More event photos available at bottom of page.
October 12, 2017 (Killington, VT) — The Permanent Fund for Vermont’s Children announced the third annual Early Educator of the Year Award today at the Vermont Association for the Education of Young Children (VAEYC) Annual Conference held in Killington, VT. The award winner, Cheryl “Cookie” Danyow, of Addison, was named 2017’s Early Educator of the Year. Richmond resident Ellen Kraft was the award finalist. The Permanent Fund created the Early Educator of the Year Award to recognize and celebrate excellence in the teaching of Vermont’s young children to bring attention to the importance of high-quality care and early education.
“Besides parents, early educators are the first teachers our children have and their work lays an important foundation at the most crucial time of development in our children’s lives,” said Permanent Fund CEO Aly Richards. “By honoring outstanding early educators like Cookie Danyow and Ellen Kraft, we are demonstrating to all Vermonters what high-quality early care and learning looks like.”
Cheryl “Cookie” Danyow has been working with children for 30 years.

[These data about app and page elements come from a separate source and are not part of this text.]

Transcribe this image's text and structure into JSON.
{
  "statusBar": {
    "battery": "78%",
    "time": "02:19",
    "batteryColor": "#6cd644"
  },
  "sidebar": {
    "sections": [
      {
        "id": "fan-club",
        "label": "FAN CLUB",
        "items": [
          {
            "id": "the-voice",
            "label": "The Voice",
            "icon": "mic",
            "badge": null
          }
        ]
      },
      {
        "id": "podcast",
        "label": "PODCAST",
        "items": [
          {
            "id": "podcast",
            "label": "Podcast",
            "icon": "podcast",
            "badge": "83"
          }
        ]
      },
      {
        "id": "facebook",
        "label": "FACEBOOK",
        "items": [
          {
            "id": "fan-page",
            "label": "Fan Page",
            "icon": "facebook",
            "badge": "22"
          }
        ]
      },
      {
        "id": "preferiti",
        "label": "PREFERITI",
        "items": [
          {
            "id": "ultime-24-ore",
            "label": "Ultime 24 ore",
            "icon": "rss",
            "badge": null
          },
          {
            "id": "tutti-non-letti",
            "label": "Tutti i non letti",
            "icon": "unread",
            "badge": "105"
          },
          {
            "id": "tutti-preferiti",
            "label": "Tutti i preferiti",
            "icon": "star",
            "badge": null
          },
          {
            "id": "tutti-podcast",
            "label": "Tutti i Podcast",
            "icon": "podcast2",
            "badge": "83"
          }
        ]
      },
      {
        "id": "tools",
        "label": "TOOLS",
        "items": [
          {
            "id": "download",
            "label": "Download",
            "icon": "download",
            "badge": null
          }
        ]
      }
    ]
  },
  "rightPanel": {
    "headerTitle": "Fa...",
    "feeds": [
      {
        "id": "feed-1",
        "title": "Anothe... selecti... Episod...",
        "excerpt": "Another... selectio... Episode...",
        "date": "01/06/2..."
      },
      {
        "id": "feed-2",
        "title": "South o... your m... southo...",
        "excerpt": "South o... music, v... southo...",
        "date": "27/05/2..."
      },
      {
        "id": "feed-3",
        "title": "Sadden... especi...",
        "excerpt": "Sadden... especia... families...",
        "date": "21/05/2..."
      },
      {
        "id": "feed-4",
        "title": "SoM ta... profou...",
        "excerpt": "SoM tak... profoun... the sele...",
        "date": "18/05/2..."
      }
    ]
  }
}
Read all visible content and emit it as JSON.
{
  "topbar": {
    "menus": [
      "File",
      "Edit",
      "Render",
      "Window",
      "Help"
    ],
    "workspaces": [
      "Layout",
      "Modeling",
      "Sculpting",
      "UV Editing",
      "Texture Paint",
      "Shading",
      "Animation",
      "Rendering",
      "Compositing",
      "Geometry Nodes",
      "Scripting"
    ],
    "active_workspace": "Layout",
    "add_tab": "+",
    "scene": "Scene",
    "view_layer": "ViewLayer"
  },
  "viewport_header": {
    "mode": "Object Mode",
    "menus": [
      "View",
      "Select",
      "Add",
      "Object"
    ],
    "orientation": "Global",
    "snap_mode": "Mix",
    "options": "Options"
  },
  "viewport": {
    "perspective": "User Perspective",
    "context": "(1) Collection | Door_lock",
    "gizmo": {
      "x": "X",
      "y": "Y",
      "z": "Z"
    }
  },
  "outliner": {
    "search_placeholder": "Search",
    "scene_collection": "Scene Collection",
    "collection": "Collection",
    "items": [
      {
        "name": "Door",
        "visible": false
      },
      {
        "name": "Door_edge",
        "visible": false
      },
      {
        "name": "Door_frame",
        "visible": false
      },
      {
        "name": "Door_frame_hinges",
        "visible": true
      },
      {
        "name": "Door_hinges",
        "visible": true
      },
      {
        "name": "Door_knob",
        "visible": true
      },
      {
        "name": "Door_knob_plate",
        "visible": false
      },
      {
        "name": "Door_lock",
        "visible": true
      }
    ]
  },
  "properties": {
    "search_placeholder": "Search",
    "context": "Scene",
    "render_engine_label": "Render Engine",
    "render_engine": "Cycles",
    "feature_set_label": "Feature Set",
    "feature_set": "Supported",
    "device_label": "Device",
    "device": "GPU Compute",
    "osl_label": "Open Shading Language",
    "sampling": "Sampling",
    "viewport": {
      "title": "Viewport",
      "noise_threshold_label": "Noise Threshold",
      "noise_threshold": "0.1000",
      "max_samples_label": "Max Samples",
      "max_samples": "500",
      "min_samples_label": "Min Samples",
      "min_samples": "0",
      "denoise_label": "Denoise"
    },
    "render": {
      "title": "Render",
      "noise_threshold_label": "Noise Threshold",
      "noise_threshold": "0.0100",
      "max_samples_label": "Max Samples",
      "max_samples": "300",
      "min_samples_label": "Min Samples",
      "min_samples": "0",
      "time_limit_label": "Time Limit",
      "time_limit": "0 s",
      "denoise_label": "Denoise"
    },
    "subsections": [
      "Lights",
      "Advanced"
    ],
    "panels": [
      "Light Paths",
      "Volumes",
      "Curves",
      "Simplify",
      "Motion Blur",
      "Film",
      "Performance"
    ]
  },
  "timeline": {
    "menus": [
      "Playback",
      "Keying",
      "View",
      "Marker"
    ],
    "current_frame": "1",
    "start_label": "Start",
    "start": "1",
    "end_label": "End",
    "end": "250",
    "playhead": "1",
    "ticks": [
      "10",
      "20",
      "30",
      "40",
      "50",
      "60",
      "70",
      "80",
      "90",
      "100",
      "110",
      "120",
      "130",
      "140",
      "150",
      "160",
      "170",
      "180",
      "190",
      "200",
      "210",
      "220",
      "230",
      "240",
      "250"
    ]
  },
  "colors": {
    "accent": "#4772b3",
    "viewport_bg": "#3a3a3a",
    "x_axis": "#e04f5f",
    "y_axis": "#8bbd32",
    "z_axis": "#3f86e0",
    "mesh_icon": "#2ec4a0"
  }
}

She’s worked in a variety of settings – from centers to homes to schools – before opening her own home-based program, Mountain Road Preschool, in Addison.
Danyow’s program includes both an indoor and an outdoor classroom; hers is the first and only Nature Explore-certified early care and learning program in Vermont. “The philosophy of my program is to provide a safe, healthy, hands-on learning environment where children can learn and explore and expand at their own pace,” Danyow said. “I feel the most important thing I can do as an early educator is to allow the children to explore their environment safely and to know that they’re loved.” As the winner, Danyow received a $5,000 award and all expenses paid to the VAEYC conference, along with one national conference.
The award finalist, Ellen Kraft, is the owner of Honeycomb Kids in Richmond. Kraft said she and her staff focus on being positive influences for the children in the program.
“The adults, we are the curriculum … Making sure we are truly worthy of imitation is a huge part of what we do,” Kraft said. “My hopes for kids who come out of my program are that they know themselves, feel comfortable in their own skin and that they have the language skills and the gross motor skills and self-regulation skills to really be successful.” As the award finalist, Kraft received a $1,000 reward and all expenses paid to the VAEYC conference.
To be eligible for this year’s award, a home-based child care professional must have had at least four stars in the Vermont STep Ahead Recognition System (STARS), the state’s voluntary recognition and improvement system for early care and learning programs. Nominees must also have been providing care for at least three years, and must serve children age birth to 5.
The award selection committee was comprised of local leaders in Vermont’s early education field, including: Geralyn Barrows, 2015 Early Educator of the Year; Laurel Bongiorno of Champlain College; Kim Buxton of VAEYC; Chloe Learey of the Winston Prouty Center; Sheila Quenneville of the Vermont Child Care Providers Association; Betsy Rathbun-Gunn of Building Bright Futures; and Stacy Weinberger of the State Board of Education.
Each year, the award alternates between honoring home-based providers and center-based providers. For next year’s award, the Permanent Fund will be accepting nominations for high-quality center-based programs in Vermont.
Event photos for press use only
Click photo for print-quality image or right-click and “Save Link As…”